Record excerpts Block Start

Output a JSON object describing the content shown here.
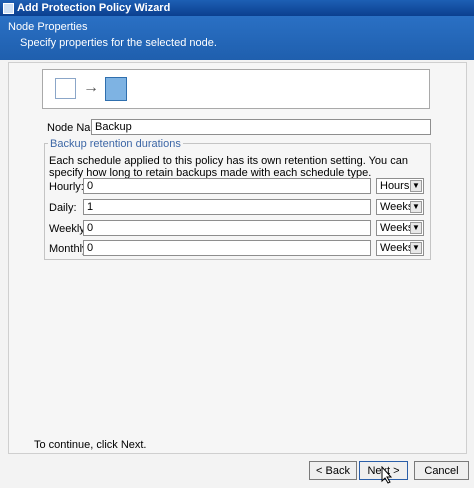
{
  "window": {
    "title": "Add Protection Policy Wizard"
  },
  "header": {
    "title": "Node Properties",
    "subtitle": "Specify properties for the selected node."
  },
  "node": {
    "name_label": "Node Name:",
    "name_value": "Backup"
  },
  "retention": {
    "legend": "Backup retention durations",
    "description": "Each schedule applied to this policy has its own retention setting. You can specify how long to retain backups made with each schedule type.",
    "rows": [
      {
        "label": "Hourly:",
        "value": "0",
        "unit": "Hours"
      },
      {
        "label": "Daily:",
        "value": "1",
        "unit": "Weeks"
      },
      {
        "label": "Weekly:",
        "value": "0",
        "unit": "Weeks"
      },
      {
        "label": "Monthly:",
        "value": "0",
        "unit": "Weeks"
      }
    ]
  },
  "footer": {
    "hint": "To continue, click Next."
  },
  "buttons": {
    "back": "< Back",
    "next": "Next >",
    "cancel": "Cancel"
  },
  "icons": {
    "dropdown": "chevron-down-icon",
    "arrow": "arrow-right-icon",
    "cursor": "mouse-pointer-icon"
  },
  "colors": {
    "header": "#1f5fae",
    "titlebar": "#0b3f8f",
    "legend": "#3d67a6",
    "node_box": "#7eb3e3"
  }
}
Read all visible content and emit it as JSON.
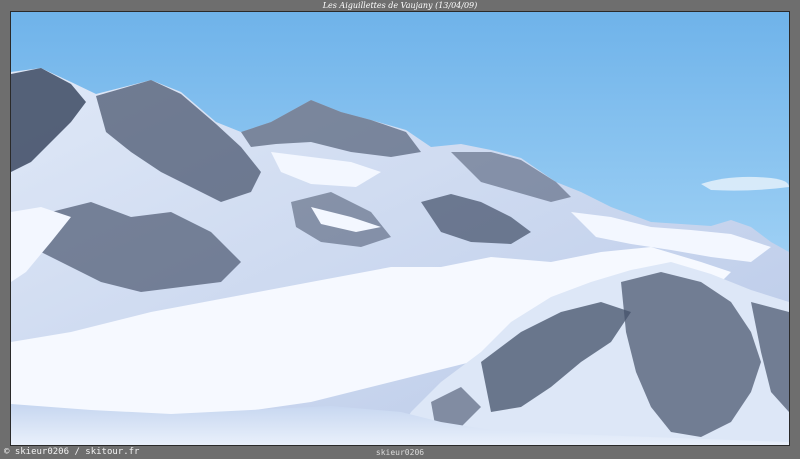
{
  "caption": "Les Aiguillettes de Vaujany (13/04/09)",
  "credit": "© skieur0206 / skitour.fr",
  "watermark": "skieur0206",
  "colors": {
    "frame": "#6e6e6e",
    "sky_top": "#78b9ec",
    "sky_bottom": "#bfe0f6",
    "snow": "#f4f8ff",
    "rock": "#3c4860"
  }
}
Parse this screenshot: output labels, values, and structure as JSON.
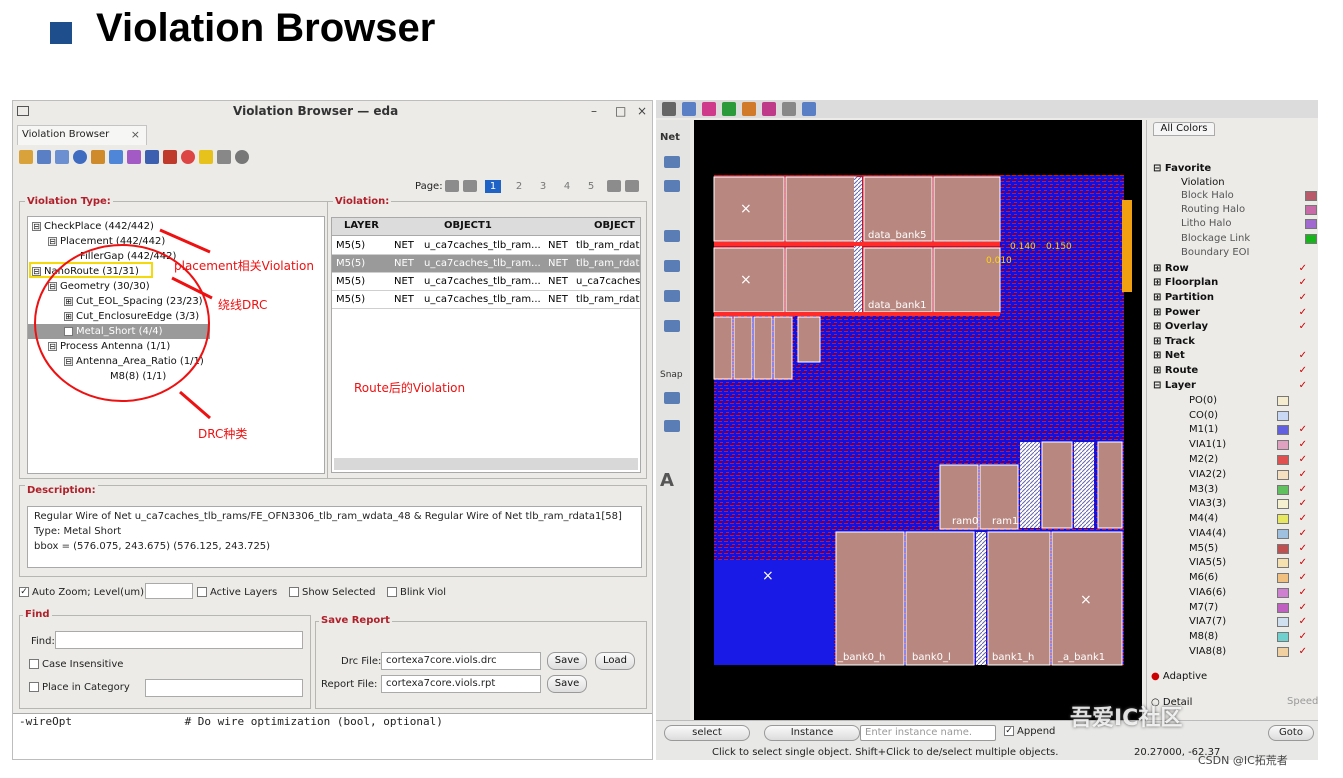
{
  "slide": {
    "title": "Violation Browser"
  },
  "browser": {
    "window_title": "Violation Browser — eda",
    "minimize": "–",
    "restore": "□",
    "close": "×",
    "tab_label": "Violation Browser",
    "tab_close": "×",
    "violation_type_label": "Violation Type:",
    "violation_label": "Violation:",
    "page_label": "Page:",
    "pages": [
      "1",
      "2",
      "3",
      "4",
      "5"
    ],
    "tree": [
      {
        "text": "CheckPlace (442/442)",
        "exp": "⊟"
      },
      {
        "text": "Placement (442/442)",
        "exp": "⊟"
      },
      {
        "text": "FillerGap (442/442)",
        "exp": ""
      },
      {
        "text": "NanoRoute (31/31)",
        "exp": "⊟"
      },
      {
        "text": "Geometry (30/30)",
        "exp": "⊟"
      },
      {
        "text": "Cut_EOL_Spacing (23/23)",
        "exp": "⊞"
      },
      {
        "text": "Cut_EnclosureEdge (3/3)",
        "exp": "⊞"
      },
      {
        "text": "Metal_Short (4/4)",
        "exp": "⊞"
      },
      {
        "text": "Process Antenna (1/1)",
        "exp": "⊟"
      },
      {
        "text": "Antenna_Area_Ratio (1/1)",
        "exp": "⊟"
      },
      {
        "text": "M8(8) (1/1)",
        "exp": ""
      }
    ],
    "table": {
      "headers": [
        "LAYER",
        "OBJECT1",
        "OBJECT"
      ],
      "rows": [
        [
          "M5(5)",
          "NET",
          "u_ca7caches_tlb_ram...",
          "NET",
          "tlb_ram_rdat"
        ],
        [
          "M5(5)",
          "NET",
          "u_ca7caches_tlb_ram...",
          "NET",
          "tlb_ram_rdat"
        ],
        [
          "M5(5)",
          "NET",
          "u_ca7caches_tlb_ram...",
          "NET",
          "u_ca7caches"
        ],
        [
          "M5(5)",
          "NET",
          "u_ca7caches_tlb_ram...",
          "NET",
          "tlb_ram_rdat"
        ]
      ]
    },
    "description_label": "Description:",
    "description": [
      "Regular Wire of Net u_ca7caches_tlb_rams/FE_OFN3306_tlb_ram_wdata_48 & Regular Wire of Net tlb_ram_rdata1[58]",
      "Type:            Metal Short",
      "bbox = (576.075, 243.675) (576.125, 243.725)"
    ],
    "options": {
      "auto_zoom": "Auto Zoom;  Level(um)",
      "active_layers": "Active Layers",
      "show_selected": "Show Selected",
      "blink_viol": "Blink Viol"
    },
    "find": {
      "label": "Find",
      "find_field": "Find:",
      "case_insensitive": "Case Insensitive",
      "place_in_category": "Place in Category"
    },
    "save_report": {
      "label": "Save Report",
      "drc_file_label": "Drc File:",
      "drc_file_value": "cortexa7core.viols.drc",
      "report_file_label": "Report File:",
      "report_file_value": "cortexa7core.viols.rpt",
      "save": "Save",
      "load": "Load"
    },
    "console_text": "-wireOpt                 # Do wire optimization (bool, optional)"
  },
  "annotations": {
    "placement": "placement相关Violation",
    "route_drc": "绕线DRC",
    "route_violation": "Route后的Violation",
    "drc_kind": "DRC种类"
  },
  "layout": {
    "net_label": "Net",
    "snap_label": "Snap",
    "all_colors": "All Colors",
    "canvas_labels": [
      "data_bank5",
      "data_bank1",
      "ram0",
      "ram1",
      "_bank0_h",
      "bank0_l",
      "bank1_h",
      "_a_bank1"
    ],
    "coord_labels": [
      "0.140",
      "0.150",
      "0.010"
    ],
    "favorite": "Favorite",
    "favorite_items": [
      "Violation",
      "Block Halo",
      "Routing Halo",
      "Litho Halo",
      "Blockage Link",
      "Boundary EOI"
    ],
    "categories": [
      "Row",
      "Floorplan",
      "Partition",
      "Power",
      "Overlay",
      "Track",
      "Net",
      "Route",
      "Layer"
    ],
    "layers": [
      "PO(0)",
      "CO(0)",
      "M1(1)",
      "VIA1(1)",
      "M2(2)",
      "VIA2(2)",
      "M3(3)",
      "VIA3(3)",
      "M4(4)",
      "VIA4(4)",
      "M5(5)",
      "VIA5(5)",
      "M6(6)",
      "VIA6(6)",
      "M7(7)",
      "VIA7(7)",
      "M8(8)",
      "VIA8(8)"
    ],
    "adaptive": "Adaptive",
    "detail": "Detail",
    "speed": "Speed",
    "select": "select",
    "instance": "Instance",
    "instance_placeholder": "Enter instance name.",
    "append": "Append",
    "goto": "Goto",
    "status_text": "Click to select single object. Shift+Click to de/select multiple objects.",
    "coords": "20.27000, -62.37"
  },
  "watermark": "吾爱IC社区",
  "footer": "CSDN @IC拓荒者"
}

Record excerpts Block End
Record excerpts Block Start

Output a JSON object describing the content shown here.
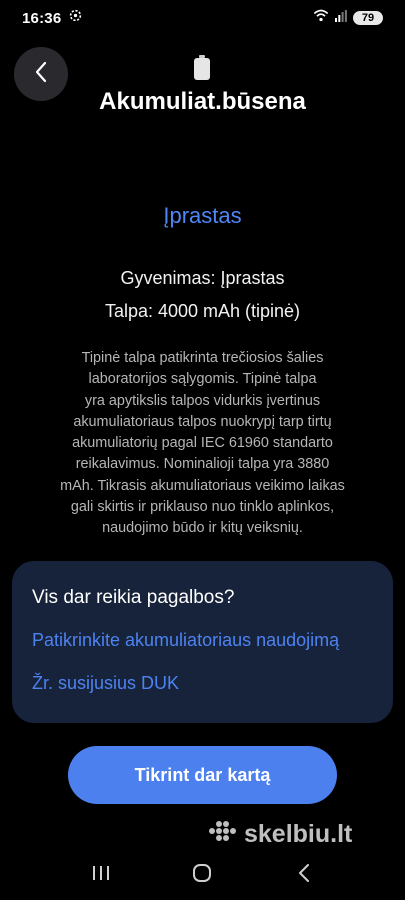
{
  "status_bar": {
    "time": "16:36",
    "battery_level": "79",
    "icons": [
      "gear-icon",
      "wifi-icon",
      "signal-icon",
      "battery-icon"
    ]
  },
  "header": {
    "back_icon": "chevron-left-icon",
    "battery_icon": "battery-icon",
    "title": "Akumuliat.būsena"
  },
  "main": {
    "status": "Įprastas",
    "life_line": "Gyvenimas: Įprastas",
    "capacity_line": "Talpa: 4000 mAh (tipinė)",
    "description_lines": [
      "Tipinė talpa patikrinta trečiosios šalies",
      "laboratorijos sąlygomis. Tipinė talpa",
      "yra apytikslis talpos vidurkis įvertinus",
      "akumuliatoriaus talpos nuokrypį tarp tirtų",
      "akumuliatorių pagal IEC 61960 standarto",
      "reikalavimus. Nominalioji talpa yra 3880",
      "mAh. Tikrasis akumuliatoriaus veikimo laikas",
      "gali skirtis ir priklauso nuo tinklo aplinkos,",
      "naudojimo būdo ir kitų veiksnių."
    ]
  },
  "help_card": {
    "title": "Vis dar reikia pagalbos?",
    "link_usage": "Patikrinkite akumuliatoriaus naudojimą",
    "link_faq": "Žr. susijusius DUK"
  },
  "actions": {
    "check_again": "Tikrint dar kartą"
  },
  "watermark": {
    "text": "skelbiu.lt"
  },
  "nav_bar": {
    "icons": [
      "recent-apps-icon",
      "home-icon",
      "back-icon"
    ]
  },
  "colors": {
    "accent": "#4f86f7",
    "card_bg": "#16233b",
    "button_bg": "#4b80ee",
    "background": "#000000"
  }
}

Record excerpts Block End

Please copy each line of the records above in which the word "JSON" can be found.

[Response to the exercise]
Output a JSON object describing the content shown here.
Read all visible content and emit it as JSON.
Parse this screenshot: output labels, values, and structure as JSON.
Output a JSON object describing the content shown here.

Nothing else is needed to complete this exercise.